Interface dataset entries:
# # # # # # #
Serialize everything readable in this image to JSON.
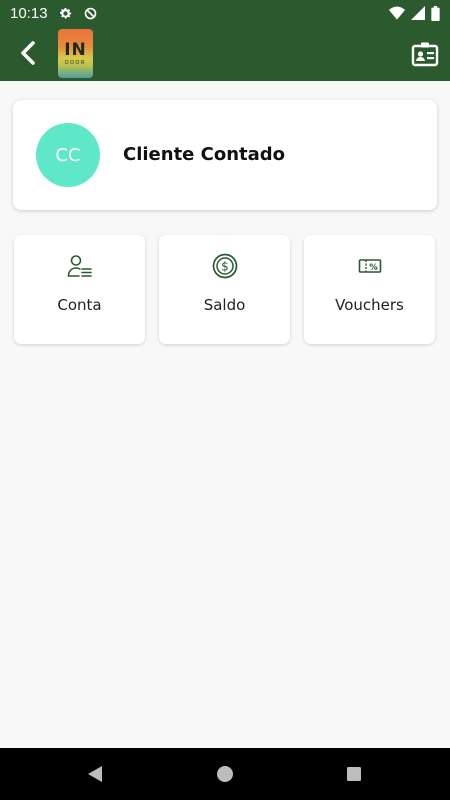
{
  "status_bar": {
    "time": "10:13",
    "icons": [
      "settings-gear-icon",
      "data-saver-icon",
      "wifi-icon",
      "signal-icon",
      "battery-icon"
    ]
  },
  "app_bar": {
    "back_icon": "back-chevron-icon",
    "logo": {
      "main": "IN",
      "sub": "DOOR"
    },
    "card_icon": "contact-card-icon",
    "background": "#2a5a2e"
  },
  "profile": {
    "initials": "CC",
    "name": "Cliente Contado",
    "avatar_color": "#5fe8c8"
  },
  "tiles": [
    {
      "label": "Conta",
      "icon": "account-icon"
    },
    {
      "label": "Saldo",
      "icon": "balance-dollar-icon"
    },
    {
      "label": "Vouchers",
      "icon": "voucher-icon"
    }
  ],
  "nav": [
    "back-triangle-icon",
    "home-circle-icon",
    "recents-square-icon"
  ]
}
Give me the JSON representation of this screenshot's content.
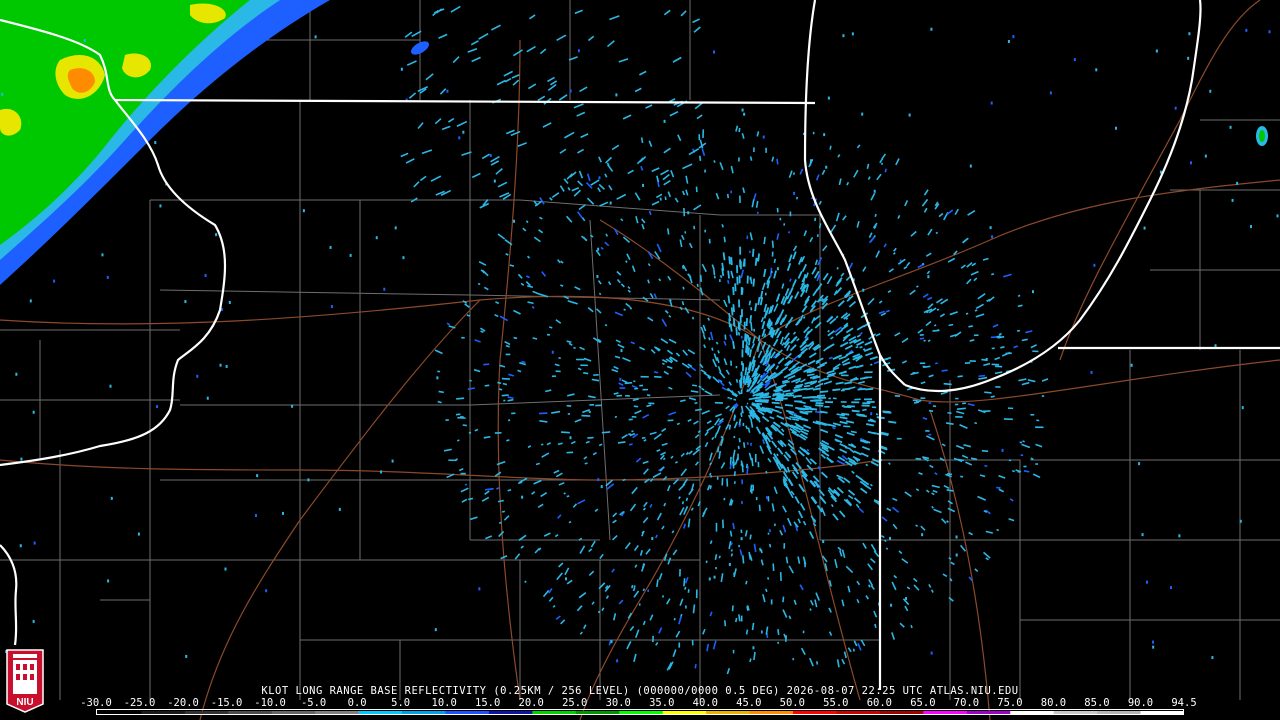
{
  "product_title": "KLOT LONG RANGE BASE REFLECTIVITY (0.25KM / 256 LEVEL) (000000/0000 0.5 DEG) 2026-08-07 22:25 UTC  ATLAS.NIU.EDU",
  "scale_labels": [
    "-30.0",
    "-25.0",
    "-20.0",
    "-15.0",
    "-10.0",
    "-5.0",
    "0.0",
    "5.0",
    "10.0",
    "15.0",
    "20.0",
    "25.0",
    "30.0",
    "35.0",
    "40.0",
    "45.0",
    "50.0",
    "55.0",
    "60.0",
    "65.0",
    "70.0",
    "75.0",
    "80.0",
    "85.0",
    "90.0",
    "94.5"
  ],
  "scale_colors": [
    "#000000",
    "#1a1a1a",
    "#333333",
    "#4d4d4d",
    "#666666",
    "#808080",
    "#00c8ff",
    "#00a0e6",
    "#1e50ff",
    "#0a14a0",
    "#00d200",
    "#009600",
    "#00ff00",
    "#ffff00",
    "#e6b400",
    "#ff8c00",
    "#ff0000",
    "#c80000",
    "#a00000",
    "#ff00ff",
    "#a000c8",
    "#ffffff",
    "#c8c8c8",
    "#b4b4b4",
    "#ffffff"
  ],
  "logo_text": "NIU",
  "colors": {
    "background": "#000000",
    "state_border": "#ffffff",
    "county_border": "#6e6e6e",
    "highway": "#8b4a2b",
    "light_echo": "#2ab8e6",
    "mid_echo": "#1e60ff",
    "green_echo": "#00c800",
    "yellow_echo": "#e6e600",
    "orange_echo": "#ff8c00"
  }
}
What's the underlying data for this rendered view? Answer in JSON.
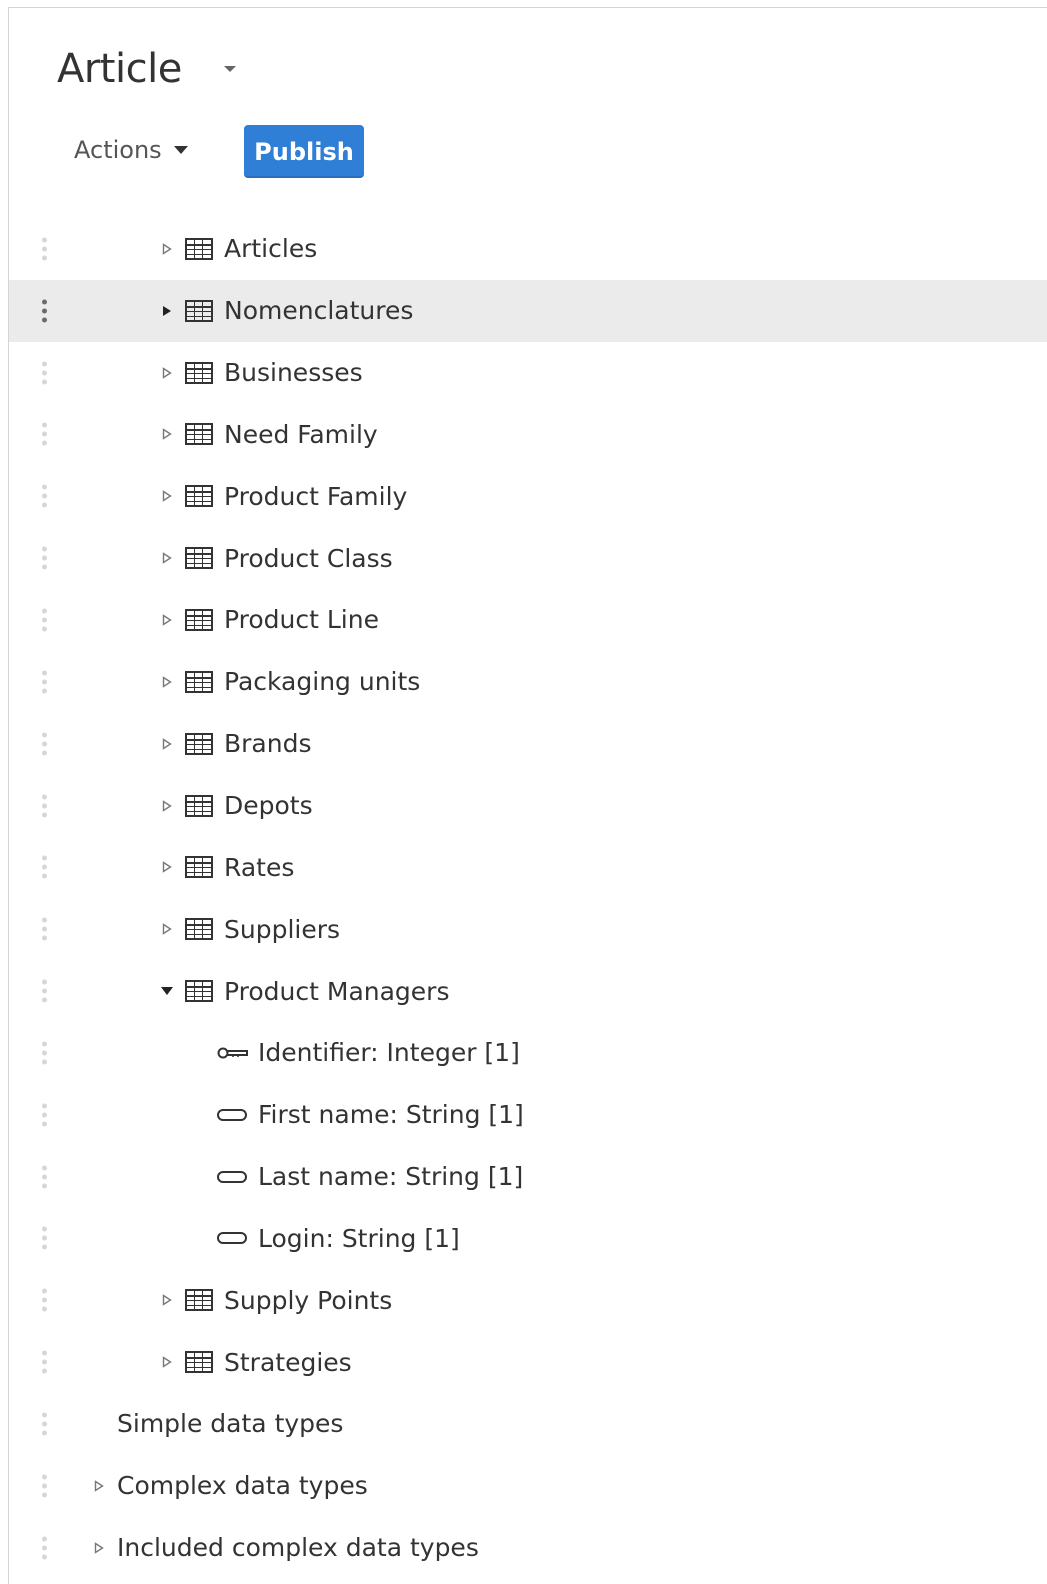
{
  "header": {
    "title": "Article",
    "actions_label": "Actions",
    "publish_label": "Publish"
  },
  "tree": [
    {
      "label": "Articles",
      "type": "table",
      "state": "collapsed",
      "selected": false
    },
    {
      "label": "Nomenclatures",
      "type": "table",
      "state": "collapsed",
      "selected": true
    },
    {
      "label": "Businesses",
      "type": "table",
      "state": "collapsed",
      "selected": false
    },
    {
      "label": "Need Family",
      "type": "table",
      "state": "collapsed",
      "selected": false
    },
    {
      "label": "Product Family",
      "type": "table",
      "state": "collapsed",
      "selected": false
    },
    {
      "label": "Product Class",
      "type": "table",
      "state": "collapsed",
      "selected": false
    },
    {
      "label": "Product Line",
      "type": "table",
      "state": "collapsed",
      "selected": false
    },
    {
      "label": "Packaging units",
      "type": "table",
      "state": "collapsed",
      "selected": false
    },
    {
      "label": "Brands",
      "type": "table",
      "state": "collapsed",
      "selected": false
    },
    {
      "label": "Depots",
      "type": "table",
      "state": "collapsed",
      "selected": false
    },
    {
      "label": "Rates",
      "type": "table",
      "state": "collapsed",
      "selected": false
    },
    {
      "label": "Suppliers",
      "type": "table",
      "state": "collapsed",
      "selected": false
    },
    {
      "label": "Product Managers",
      "type": "table",
      "state": "expanded",
      "selected": false
    },
    {
      "label": "Identifier: Integer  [1]",
      "type": "key-field",
      "state": "leaf",
      "selected": false
    },
    {
      "label": "First name: String  [1]",
      "type": "field",
      "state": "leaf",
      "selected": false
    },
    {
      "label": "Last name: String  [1]",
      "type": "field",
      "state": "leaf",
      "selected": false
    },
    {
      "label": "Login: String  [1]",
      "type": "field",
      "state": "leaf",
      "selected": false
    },
    {
      "label": "Supply Points",
      "type": "table",
      "state": "collapsed",
      "selected": false
    },
    {
      "label": "Strategies",
      "type": "table",
      "state": "collapsed",
      "selected": false
    },
    {
      "label": "Simple data types",
      "type": "group",
      "state": "leaf",
      "selected": false
    },
    {
      "label": "Complex data types",
      "type": "group",
      "state": "collapsed",
      "selected": false
    },
    {
      "label": "Included complex data types",
      "type": "group",
      "state": "collapsed",
      "selected": false
    }
  ],
  "icons": {
    "table": "table-icon",
    "key-field": "key-icon",
    "field": "field-icon",
    "drag": "drag-handle-icon"
  },
  "colors": {
    "publish_bg": "#2f7fd6",
    "selected_row_bg": "#ebebeb"
  }
}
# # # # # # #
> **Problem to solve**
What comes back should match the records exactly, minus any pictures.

> **Result below**
Serialize everything readable in this image to JSON.
{
  "status_bar": {
    "time": "10:13",
    "icons": [
      "settings-gear-icon",
      "data-saver-icon",
      "wifi-icon",
      "signal-icon",
      "battery-icon"
    ]
  },
  "app_bar": {
    "back_icon": "back-chevron-icon",
    "logo": {
      "main": "IN",
      "sub": "DOOR"
    },
    "card_icon": "contact-card-icon",
    "background": "#2a5a2e"
  },
  "profile": {
    "initials": "CC",
    "name": "Cliente Contado",
    "avatar_color": "#5fe8c8"
  },
  "tiles": [
    {
      "label": "Conta",
      "icon": "account-icon"
    },
    {
      "label": "Saldo",
      "icon": "balance-dollar-icon"
    },
    {
      "label": "Vouchers",
      "icon": "voucher-icon"
    }
  ],
  "nav": [
    "back-triangle-icon",
    "home-circle-icon",
    "recents-square-icon"
  ]
}
Give me the JSON representation of this screenshot's content.
{
  "product_title": "KLOT LONG RANGE BASE REFLECTIVITY (0.25KM / 256 LEVEL) (000000/0000 0.5 DEG) 2026-08-07 22:25 UTC  ATLAS.NIU.EDU",
  "scale_labels": [
    "-30.0",
    "-25.0",
    "-20.0",
    "-15.0",
    "-10.0",
    "-5.0",
    "0.0",
    "5.0",
    "10.0",
    "15.0",
    "20.0",
    "25.0",
    "30.0",
    "35.0",
    "40.0",
    "45.0",
    "50.0",
    "55.0",
    "60.0",
    "65.0",
    "70.0",
    "75.0",
    "80.0",
    "85.0",
    "90.0",
    "94.5"
  ],
  "scale_colors": [
    "#000000",
    "#1a1a1a",
    "#333333",
    "#4d4d4d",
    "#666666",
    "#808080",
    "#00c8ff",
    "#00a0e6",
    "#1e50ff",
    "#0a14a0",
    "#00d200",
    "#009600",
    "#00ff00",
    "#ffff00",
    "#e6b400",
    "#ff8c00",
    "#ff0000",
    "#c80000",
    "#a00000",
    "#ff00ff",
    "#a000c8",
    "#ffffff",
    "#c8c8c8",
    "#b4b4b4",
    "#ffffff"
  ],
  "logo_text": "NIU",
  "colors": {
    "background": "#000000",
    "state_border": "#ffffff",
    "county_border": "#6e6e6e",
    "highway": "#8b4a2b",
    "light_echo": "#2ab8e6",
    "mid_echo": "#1e60ff",
    "green_echo": "#00c800",
    "yellow_echo": "#e6e600",
    "orange_echo": "#ff8c00"
  }
}
What's the underlying data for this rendered view? Answer in JSON.
{
  "header": {
    "title": "Article",
    "actions_label": "Actions",
    "publish_label": "Publish"
  },
  "tree": [
    {
      "label": "Articles",
      "type": "table",
      "state": "collapsed",
      "selected": false
    },
    {
      "label": "Nomenclatures",
      "type": "table",
      "state": "collapsed",
      "selected": true
    },
    {
      "label": "Businesses",
      "type": "table",
      "state": "collapsed",
      "selected": false
    },
    {
      "label": "Need Family",
      "type": "table",
      "state": "collapsed",
      "selected": false
    },
    {
      "label": "Product Family",
      "type": "table",
      "state": "collapsed",
      "selected": false
    },
    {
      "label": "Product Class",
      "type": "table",
      "state": "collapsed",
      "selected": false
    },
    {
      "label": "Product Line",
      "type": "table",
      "state": "collapsed",
      "selected": false
    },
    {
      "label": "Packaging units",
      "type": "table",
      "state": "collapsed",
      "selected": false
    },
    {
      "label": "Brands",
      "type": "table",
      "state": "collapsed",
      "selected": false
    },
    {
      "label": "Depots",
      "type": "table",
      "state": "collapsed",
      "selected": false
    },
    {
      "label": "Rates",
      "type": "table",
      "state": "collapsed",
      "selected": false
    },
    {
      "label": "Suppliers",
      "type": "table",
      "state": "collapsed",
      "selected": false
    },
    {
      "label": "Product Managers",
      "type": "table",
      "state": "expanded",
      "selected": false
    },
    {
      "label": "Identifier: Integer  [1]",
      "type": "key-field",
      "state": "leaf",
      "selected": false
    },
    {
      "label": "First name: String  [1]",
      "type": "field",
      "state": "leaf",
      "selected": false
    },
    {
      "label": "Last name: String  [1]",
      "type": "field",
      "state": "leaf",
      "selected": false
    },
    {
      "label": "Login: String  [1]",
      "type": "field",
      "state": "leaf",
      "selected": false
    },
    {
      "label": "Supply Points",
      "type": "table",
      "state": "collapsed",
      "selected": false
    },
    {
      "label": "Strategies",
      "type": "table",
      "state": "collapsed",
      "selected": false
    },
    {
      "label": "Simple data types",
      "type": "group",
      "state": "leaf",
      "selected": false
    },
    {
      "label": "Complex data types",
      "type": "group",
      "state": "collapsed",
      "selected": false
    },
    {
      "label": "Included complex data types",
      "type": "group",
      "state": "collapsed",
      "selected": false
    }
  ],
  "icons": {
    "table": "table-icon",
    "key-field": "key-icon",
    "field": "field-icon",
    "drag": "drag-handle-icon"
  },
  "colors": {
    "publish_bg": "#2f7fd6",
    "selected_row_bg": "#ebebeb"
  }
}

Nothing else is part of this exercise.